Look at each line below and tally those holding "Project"; answer with that figure and nothing else.

[[ INFORMATION PROVIDED open ]]

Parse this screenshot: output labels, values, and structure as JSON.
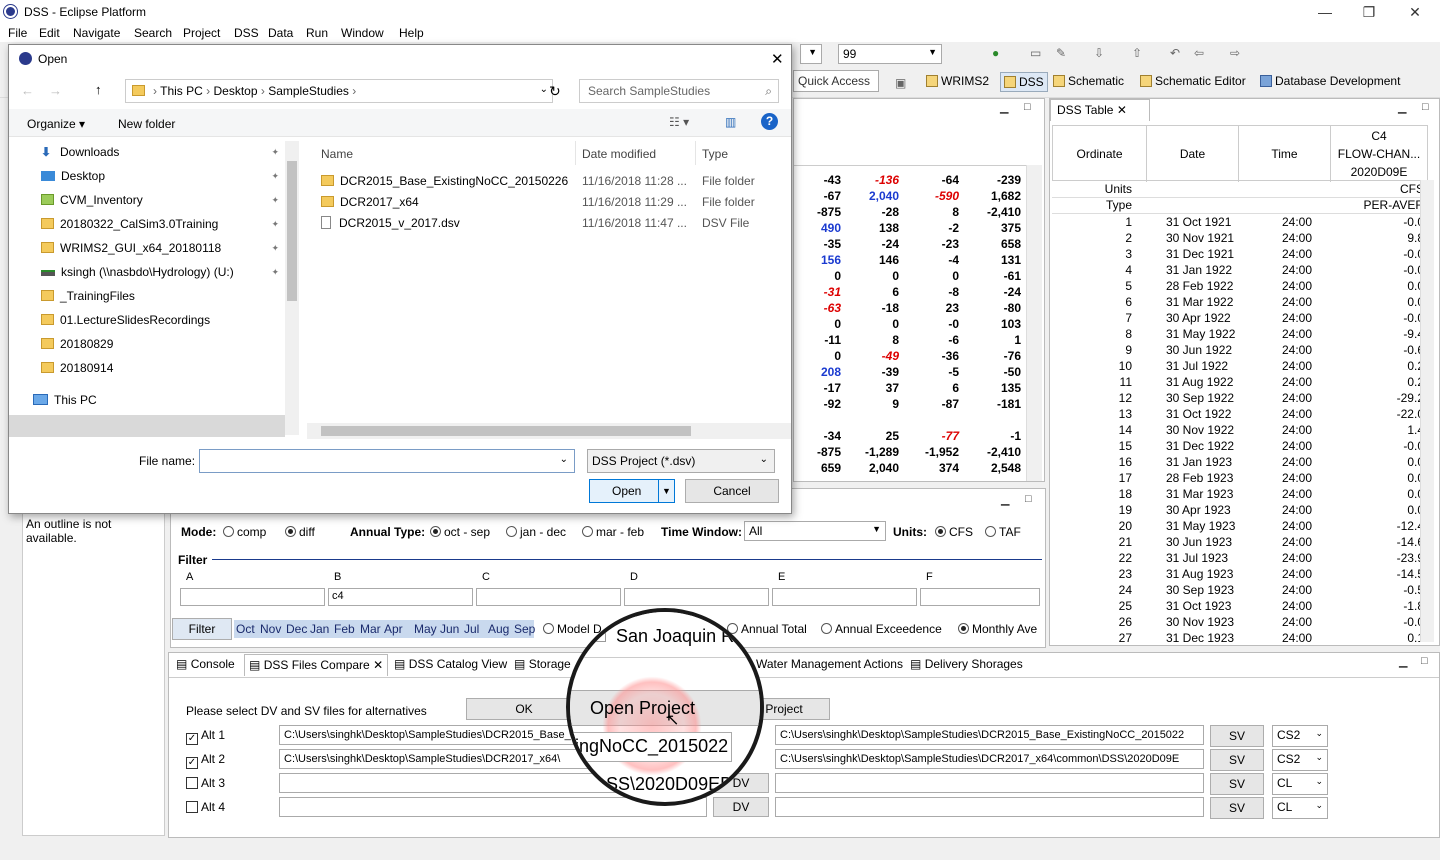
{
  "window": {
    "title": "DSS - Eclipse Platform",
    "controls": [
      "—",
      "❐",
      "✕"
    ]
  },
  "menu": [
    "File",
    "Edit",
    "Navigate",
    "Search",
    "Project",
    "DSS",
    "Data",
    "Run",
    "Window",
    "Help"
  ],
  "toolbar": {
    "combo_value": "99",
    "quick_access_placeholder": "Quick Access",
    "perspectives": [
      "WRIMS2",
      "DSS",
      "Schematic",
      "Schematic Editor",
      "Database Development"
    ]
  },
  "dss_table": {
    "tab_label": "DSS Table",
    "headers": [
      "Ordinate",
      "Date",
      "Time",
      "C4\nFLOW-CHAN...\n2020D09E"
    ],
    "units_label": "Units",
    "units_value": "CFS",
    "type_label": "Type",
    "type_value": "PER-AVER",
    "rows": [
      [
        "1",
        "31 Oct 1921",
        "24:00",
        "-0.0"
      ],
      [
        "2",
        "30 Nov 1921",
        "24:00",
        "9.8"
      ],
      [
        "3",
        "31 Dec 1921",
        "24:00",
        "-0.0"
      ],
      [
        "4",
        "31 Jan 1922",
        "24:00",
        "-0.0"
      ],
      [
        "5",
        "28 Feb 1922",
        "24:00",
        "0.0"
      ],
      [
        "6",
        "31 Mar 1922",
        "24:00",
        "0.0"
      ],
      [
        "7",
        "30 Apr 1922",
        "24:00",
        "-0.0"
      ],
      [
        "8",
        "31 May 1922",
        "24:00",
        "-9.4"
      ],
      [
        "9",
        "30 Jun 1922",
        "24:00",
        "-0.6"
      ],
      [
        "10",
        "31 Jul 1922",
        "24:00",
        "0.2"
      ],
      [
        "11",
        "31 Aug 1922",
        "24:00",
        "0.2"
      ],
      [
        "12",
        "30 Sep 1922",
        "24:00",
        "-29.2"
      ],
      [
        "13",
        "31 Oct 1922",
        "24:00",
        "-22.0"
      ],
      [
        "14",
        "30 Nov 1922",
        "24:00",
        "1.4"
      ],
      [
        "15",
        "31 Dec 1922",
        "24:00",
        "-0.0"
      ],
      [
        "16",
        "31 Jan 1923",
        "24:00",
        "0.0"
      ],
      [
        "17",
        "28 Feb 1923",
        "24:00",
        "0.0"
      ],
      [
        "18",
        "31 Mar 1923",
        "24:00",
        "0.0"
      ],
      [
        "19",
        "30 Apr 1923",
        "24:00",
        "0.0"
      ],
      [
        "20",
        "31 May 1923",
        "24:00",
        "-12.4"
      ],
      [
        "21",
        "30 Jun 1923",
        "24:00",
        "-14.6"
      ],
      [
        "22",
        "31 Jul 1923",
        "24:00",
        "-23.9"
      ],
      [
        "23",
        "31 Aug 1923",
        "24:00",
        "-14.5"
      ],
      [
        "24",
        "30 Sep 1923",
        "24:00",
        "-0.5"
      ],
      [
        "25",
        "31 Oct 1923",
        "24:00",
        "-1.8"
      ],
      [
        "26",
        "30 Nov 1923",
        "24:00",
        "-0.0"
      ],
      [
        "27",
        "31 Dec 1923",
        "24:00",
        "0.1"
      ]
    ]
  },
  "data_grid": {
    "rows": [
      [
        "-43",
        "-136",
        "-64",
        "-239"
      ],
      [
        "-67",
        "2,040",
        "-590",
        "1,682"
      ],
      [
        "-875",
        "-28",
        "8",
        "-2,410"
      ],
      [
        "490",
        "138",
        "-2",
        "375"
      ],
      [
        "-35",
        "-24",
        "-23",
        "658"
      ],
      [
        "156",
        "146",
        "-4",
        "131"
      ],
      [
        "0",
        "0",
        "0",
        "-61"
      ],
      [
        "-31",
        "6",
        "-8",
        "-24"
      ],
      [
        "-63",
        "-18",
        "23",
        "-80"
      ],
      [
        "0",
        "0",
        "-0",
        "103"
      ],
      [
        "-11",
        "8",
        "-6",
        "1"
      ],
      [
        "0",
        "-49",
        "-36",
        "-76"
      ],
      [
        "208",
        "-39",
        "-5",
        "-50"
      ],
      [
        "-17",
        "37",
        "6",
        "135"
      ],
      [
        "-92",
        "9",
        "-87",
        "-181"
      ],
      [
        "",
        "",
        "",
        ""
      ],
      [
        "-34",
        "25",
        "-77",
        "-1"
      ],
      [
        "-875",
        "-1,289",
        "-1,952",
        "-2,410"
      ],
      [
        "659",
        "2,040",
        "374",
        "2,548"
      ]
    ],
    "red_cells": [
      "0-1",
      "1-2",
      "7-0",
      "8-0",
      "11-1",
      "16-2"
    ],
    "blue_cells": [
      "1-1",
      "3-0",
      "5-0",
      "12-0"
    ]
  },
  "outline": {
    "message": "An outline is not available."
  },
  "filter_panel": {
    "mode_label": "Mode:",
    "mode_comp": "comp",
    "mode_diff": "diff",
    "annual_type_label": "Annual Type:",
    "annual_oct": "oct - sep",
    "annual_jan": "jan - dec",
    "annual_mar": "mar - feb",
    "time_window_label": "Time Window:",
    "time_window_value": "All",
    "units_label": "Units:",
    "units_cfs": "CFS",
    "units_taf": "TAF",
    "filter_title": "Filter",
    "fields": [
      {
        "label": "A",
        "value": ""
      },
      {
        "label": "B",
        "value": "c4"
      },
      {
        "label": "C",
        "value": ""
      },
      {
        "label": "D",
        "value": ""
      },
      {
        "label": "E",
        "value": ""
      },
      {
        "label": "F",
        "value": ""
      }
    ],
    "filter_button": "Filter",
    "months": [
      "Oct",
      "Nov",
      "Dec",
      "Jan",
      "Feb",
      "Mar",
      "Apr",
      "May",
      "Jun",
      "Jul",
      "Aug",
      "Sep"
    ],
    "opt_model": "Model D",
    "opt_annual_total": "Annual Total",
    "opt_annual_exceed": "Annual Exceedence",
    "opt_monthly": "Monthly Ave"
  },
  "bottom_tabs": [
    "Console",
    "DSS Files Compare",
    "DSS Catalog View",
    "Storage",
    "Water Management Actions",
    "Delivery Shorages"
  ],
  "compare": {
    "instruction": "Please select DV and SV files for alternatives",
    "ok": "OK",
    "open_project": "Project",
    "alts": [
      {
        "label": "Alt 1",
        "checked": true,
        "dv": "C:\\Users\\singhk\\Desktop\\SampleStudies\\DCR2015_Base_ExistingNoCC_20150226",
        "sv": "C:\\Users\\singhk\\Desktop\\SampleStudies\\DCR2015_Base_ExistingNoCC_2015022",
        "sv_btn": "SV",
        "dv_btn": "DV",
        "level": "CS2"
      },
      {
        "label": "Alt 2",
        "checked": true,
        "dv": "C:\\Users\\singhk\\Desktop\\SampleStudies\\DCR2017_x64\\",
        "sv": "C:\\Users\\singhk\\Desktop\\SampleStudies\\DCR2017_x64\\common\\DSS\\2020D09E",
        "sv_btn": "SV",
        "dv_btn": "DV",
        "level": "CS2"
      },
      {
        "label": "Alt 3",
        "checked": false,
        "dv": "",
        "sv": "",
        "sv_btn": "SV",
        "dv_btn": "DV",
        "level": "CL"
      },
      {
        "label": "Alt 4",
        "checked": false,
        "dv": "",
        "sv": "",
        "sv_btn": "SV",
        "dv_btn": "DV",
        "level": "CL"
      }
    ]
  },
  "dialog": {
    "title": "Open",
    "path": [
      "This PC",
      "Desktop",
      "SampleStudies"
    ],
    "search_placeholder": "Search SampleStudies",
    "organize": "Organize ▾",
    "new_folder": "New folder",
    "nav_items": [
      "Downloads",
      "Desktop",
      "CVM_Inventory",
      "20180322_CalSim3.0Training",
      "WRIMS2_GUI_x64_20180118",
      "ksingh (\\\\nasbdo\\Hydrology) (U:)",
      "_TrainingFiles",
      "01.LectureSlidesRecordings",
      "20180829",
      "20180914",
      "This PC",
      "Desktop"
    ],
    "columns": [
      "Name",
      "Date modified",
      "Type"
    ],
    "files": [
      {
        "name": "DCR2015_Base_ExistingNoCC_20150226",
        "date": "11/16/2018 11:28 ...",
        "type": "File folder"
      },
      {
        "name": "DCR2017_x64",
        "date": "11/16/2018 11:29 ...",
        "type": "File folder"
      },
      {
        "name": "DCR2015_v_2017.dsv",
        "date": "11/16/2018 11:47 ...",
        "type": "DSV File"
      }
    ],
    "file_name_label": "File name:",
    "file_name_value": "",
    "file_type": "DSS Project (*.dsv)",
    "open_button": "Open",
    "cancel_button": "Cancel"
  },
  "magnifier": {
    "line1": "San Joaquin Riv",
    "button": "Open Project",
    "line2": "tingNoCC_2015022",
    "line3": "SS\\2020D09ED\\"
  }
}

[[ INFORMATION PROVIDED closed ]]

SOLVED EXERCISE: 4